Metal palettes come in the form of a tin box with tiny half pans or full pans (Full pans hold around 3ml while half pans hold around 1.5ml of paint). Buying a palette with half or full pans makes it much easier to make changes (removing or adding colors). I suggest going for full pans, this is because you don’t want to damage your brush by digging into tiny half pans.

Size and shape of wells

The size of the wells matter because you don’t want to purchase a palette where the size of the wells don’t correlate with the size of your brushes. For example you’ll have a difficult time loading a size 1 hake brush from a half pan…

Different palettes have differently shaped wells. Aside from the rectangle pans, you can also get palettes with round smooth semi circles or slanted wells.

Not to mention you can cause damage to your brushes and reduce their lifetime.

If you are used to working on large paintings then a studio ceramic palette could be the option for you.

Cover/no cover?

Watercolors don’t require a lid to keep the paint moist like acrylics because they can be re-activated with water.

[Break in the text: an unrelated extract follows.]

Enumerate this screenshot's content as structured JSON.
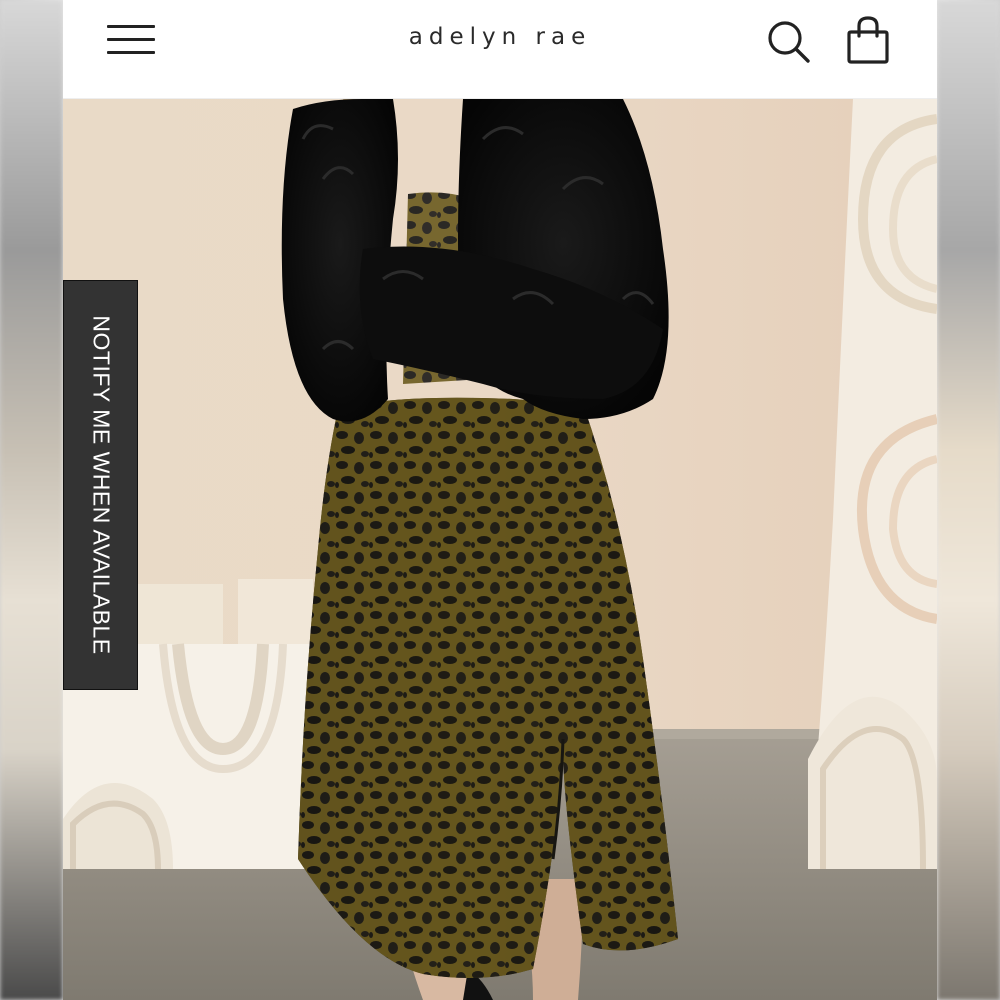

However, if you are used to traveling with your paints and doing some Plein-air work a lid can be crucial. It’ll also keep your paints safe from gathering dirt and dust.

Ceramic palettes don’t always come with a lid, this is because they are designed for working in the studio. However, you can always try looking for some that have a lid. Most metal and plastic palettes do however come with a lid.

*Note: Although some palettes that come with a cover remember to allow the paints time to dry before transporting the palette. This will prevent the colors from intermixing.

Mixing area?

How big of a mixing area do you prefer? Generally speaking, ceramic/porcelin palettes have the largest mixing areas. However you can also find plastic palettes with large mixing areas too. It all depends on personal preference and how large your brushes and paintings are.

I hope you enjoyed this post and found it helpful! You can check out my posts on watercolor supplies here.

Boost your watercolor paintings!

Sign up and recieve the following packages to help IMPROVE your watercolor painting skills:

1. Learn the basic principles of watercolor painting. (PDF E-book)

2. 3 day watercolor exercises for beginners. (On my website- access through email)

3. Watercolor painting- Tips for beginners. (PDF E-book)

You will also recieve updates on new posts on watercolor tutorials, tips and techniques.

You can unsubscribe anytime.

Leave a Reply

Your email address will not be published. Required fields are marked *

This site uses Akismet to reduce spam. Learn how your comment data is processed.

FREE Watercolor exercises!

New to watercolors? Want to improve your watercolor painting skills? 

Sign up below and recieve my three day watercolor exercises for beginners!

Welcome if you're new here!

Subscribe to recieve updates on new posts, tips and tutorials.